▶ [Work required]:
Each record, word for word and stripped of pictures, is what the answer should contain.

━━━━━━━━━━

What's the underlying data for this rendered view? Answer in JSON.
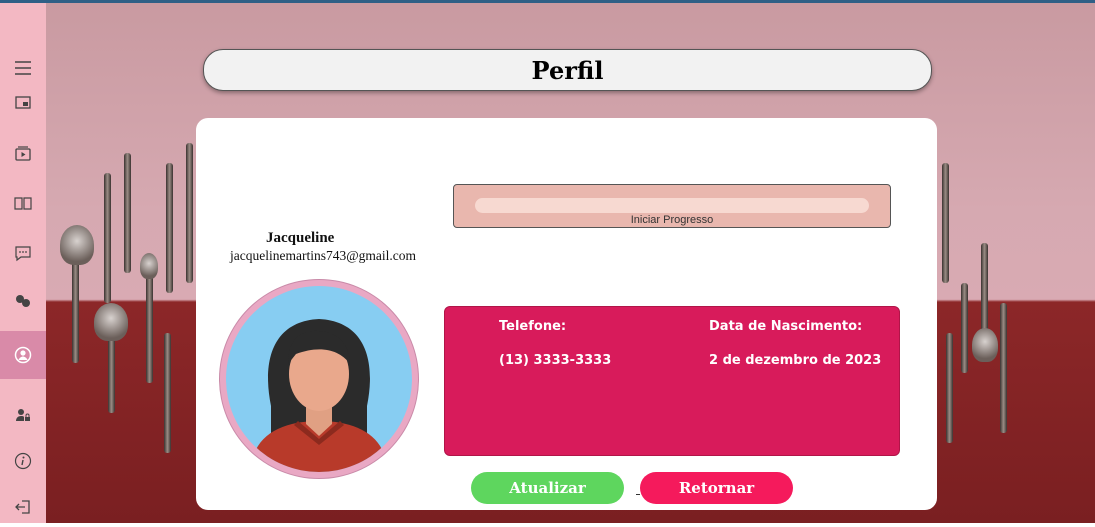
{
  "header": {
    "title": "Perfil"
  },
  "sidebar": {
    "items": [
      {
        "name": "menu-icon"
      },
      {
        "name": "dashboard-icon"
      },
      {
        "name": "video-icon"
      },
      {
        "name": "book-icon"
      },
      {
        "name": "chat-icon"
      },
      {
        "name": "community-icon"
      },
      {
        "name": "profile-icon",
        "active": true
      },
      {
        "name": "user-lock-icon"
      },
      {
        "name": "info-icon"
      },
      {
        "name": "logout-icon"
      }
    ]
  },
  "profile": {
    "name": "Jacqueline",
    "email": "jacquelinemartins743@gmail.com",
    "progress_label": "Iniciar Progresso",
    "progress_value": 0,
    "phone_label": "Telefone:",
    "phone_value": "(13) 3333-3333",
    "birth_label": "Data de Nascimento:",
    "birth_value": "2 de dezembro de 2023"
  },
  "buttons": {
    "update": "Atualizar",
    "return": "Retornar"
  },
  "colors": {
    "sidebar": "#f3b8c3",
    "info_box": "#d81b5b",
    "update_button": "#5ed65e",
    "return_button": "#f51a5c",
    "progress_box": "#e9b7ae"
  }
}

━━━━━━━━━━

▶ [Written answer]:
What's the underlying data for this rendered view? Answer in JSON.
{
  "header": {
    "title": "Perfil"
  },
  "sidebar": {
    "items": [
      {
        "name": "menu-icon"
      },
      {
        "name": "dashboard-icon"
      },
      {
        "name": "video-icon"
      },
      {
        "name": "book-icon"
      },
      {
        "name": "chat-icon"
      },
      {
        "name": "community-icon"
      },
      {
        "name": "profile-icon",
        "active": true
      },
      {
        "name": "user-lock-icon"
      },
      {
        "name": "info-icon"
      },
      {
        "name": "logout-icon"
      }
    ]
  },
  "profile": {
    "name": "Jacqueline",
    "email": "jacquelinemartins743@gmail.com",
    "progress_label": "Iniciar Progresso",
    "progress_value": 0,
    "phone_label": "Telefone:",
    "phone_value": "(13) 3333-3333",
    "birth_label": "Data de Nascimento:",
    "birth_value": "2 de dezembro de 2023"
  },
  "buttons": {
    "update": "Atualizar",
    "return": "Retornar"
  },
  "colors": {
    "sidebar": "#f3b8c3",
    "info_box": "#d81b5b",
    "update_button": "#5ed65e",
    "return_button": "#f51a5c",
    "progress_box": "#e9b7ae"
  }
}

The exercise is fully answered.